- _RECORDS TO PROCESS_
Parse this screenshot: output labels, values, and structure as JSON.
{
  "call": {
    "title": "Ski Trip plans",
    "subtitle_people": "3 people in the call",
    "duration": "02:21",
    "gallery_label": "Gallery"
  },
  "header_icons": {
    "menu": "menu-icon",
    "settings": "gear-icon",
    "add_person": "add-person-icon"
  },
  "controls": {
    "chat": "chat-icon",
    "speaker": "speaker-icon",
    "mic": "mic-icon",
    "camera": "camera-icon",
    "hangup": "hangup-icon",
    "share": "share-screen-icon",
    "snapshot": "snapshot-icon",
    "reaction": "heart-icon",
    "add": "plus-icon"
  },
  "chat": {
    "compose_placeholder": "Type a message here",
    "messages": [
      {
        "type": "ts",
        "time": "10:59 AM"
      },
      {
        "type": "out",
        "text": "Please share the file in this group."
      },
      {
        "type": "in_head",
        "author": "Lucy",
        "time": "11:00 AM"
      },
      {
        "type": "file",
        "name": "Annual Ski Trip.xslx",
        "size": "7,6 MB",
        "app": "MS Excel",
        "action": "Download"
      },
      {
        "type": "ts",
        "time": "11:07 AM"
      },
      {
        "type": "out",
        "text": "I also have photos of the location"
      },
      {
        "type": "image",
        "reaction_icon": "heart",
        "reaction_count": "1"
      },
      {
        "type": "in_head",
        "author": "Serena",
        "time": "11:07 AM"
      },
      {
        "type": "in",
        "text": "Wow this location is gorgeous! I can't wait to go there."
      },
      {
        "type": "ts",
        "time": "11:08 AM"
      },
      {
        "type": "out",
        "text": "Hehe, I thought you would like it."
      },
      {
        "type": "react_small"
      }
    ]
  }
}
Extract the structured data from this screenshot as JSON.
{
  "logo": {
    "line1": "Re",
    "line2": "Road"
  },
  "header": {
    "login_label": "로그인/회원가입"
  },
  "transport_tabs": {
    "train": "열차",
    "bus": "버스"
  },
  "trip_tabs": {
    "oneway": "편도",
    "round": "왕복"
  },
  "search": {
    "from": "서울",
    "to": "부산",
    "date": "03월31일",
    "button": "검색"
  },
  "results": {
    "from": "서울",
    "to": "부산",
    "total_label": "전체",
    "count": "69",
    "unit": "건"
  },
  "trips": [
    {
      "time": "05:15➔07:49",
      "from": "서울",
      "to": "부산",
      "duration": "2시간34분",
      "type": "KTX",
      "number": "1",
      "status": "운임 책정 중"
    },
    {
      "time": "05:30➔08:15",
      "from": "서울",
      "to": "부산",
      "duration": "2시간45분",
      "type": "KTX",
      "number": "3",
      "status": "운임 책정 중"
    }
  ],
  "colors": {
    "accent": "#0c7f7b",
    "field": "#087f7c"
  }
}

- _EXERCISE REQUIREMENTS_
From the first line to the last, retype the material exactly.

- _RESULT FOR THIS TASK_
Parse this screenshot: output labels, values, and structure as JSON.
{
  "call": {
    "title": "Ski Trip plans",
    "subtitle_people": "3 people in the call",
    "duration": "02:21",
    "gallery_label": "Gallery"
  },
  "header_icons": {
    "menu": "menu-icon",
    "settings": "gear-icon",
    "add_person": "add-person-icon"
  },
  "controls": {
    "chat": "chat-icon",
    "speaker": "speaker-icon",
    "mic": "mic-icon",
    "camera": "camera-icon",
    "hangup": "hangup-icon",
    "share": "share-screen-icon",
    "snapshot": "snapshot-icon",
    "reaction": "heart-icon",
    "add": "plus-icon"
  },
  "chat": {
    "compose_placeholder": "Type a message here",
    "messages": [
      {
        "type": "ts",
        "time": "10:59 AM"
      },
      {
        "type": "out",
        "text": "Please share the file in this group."
      },
      {
        "type": "in_head",
        "author": "Lucy",
        "time": "11:00 AM"
      },
      {
        "type": "file",
        "name": "Annual Ski Trip.xslx",
        "size": "7,6 MB",
        "app": "MS Excel",
        "action": "Download"
      },
      {
        "type": "ts",
        "time": "11:07 AM"
      },
      {
        "type": "out",
        "text": "I also have photos of the location"
      },
      {
        "type": "image",
        "reaction_icon": "heart",
        "reaction_count": "1"
      },
      {
        "type": "in_head",
        "author": "Serena",
        "time": "11:07 AM"
      },
      {
        "type": "in",
        "text": "Wow this location is gorgeous! I can't wait to go there."
      },
      {
        "type": "ts",
        "time": "11:08 AM"
      },
      {
        "type": "out",
        "text": "Hehe, I thought you would like it."
      },
      {
        "type": "react_small"
      }
    ]
  }
}
Extract the structured data from this screenshot as JSON.
{
  "logo": {
    "line1": "Re",
    "line2": "Road"
  },
  "header": {
    "login_label": "로그인/회원가입"
  },
  "transport_tabs": {
    "train": "열차",
    "bus": "버스"
  },
  "trip_tabs": {
    "oneway": "편도",
    "round": "왕복"
  },
  "search": {
    "from": "서울",
    "to": "부산",
    "date": "03월31일",
    "button": "검색"
  },
  "results": {
    "from": "서울",
    "to": "부산",
    "total_label": "전체",
    "count": "69",
    "unit": "건"
  },
  "trips": [
    {
      "time": "05:15➔07:49",
      "from": "서울",
      "to": "부산",
      "duration": "2시간34분",
      "type": "KTX",
      "number": "1",
      "status": "운임 책정 중"
    },
    {
      "time": "05:30➔08:15",
      "from": "서울",
      "to": "부산",
      "duration": "2시간45분",
      "type": "KTX",
      "number": "3",
      "status": "운임 책정 중"
    }
  ],
  "colors": {
    "accent": "#0c7f7b",
    "field": "#087f7c"
  }
}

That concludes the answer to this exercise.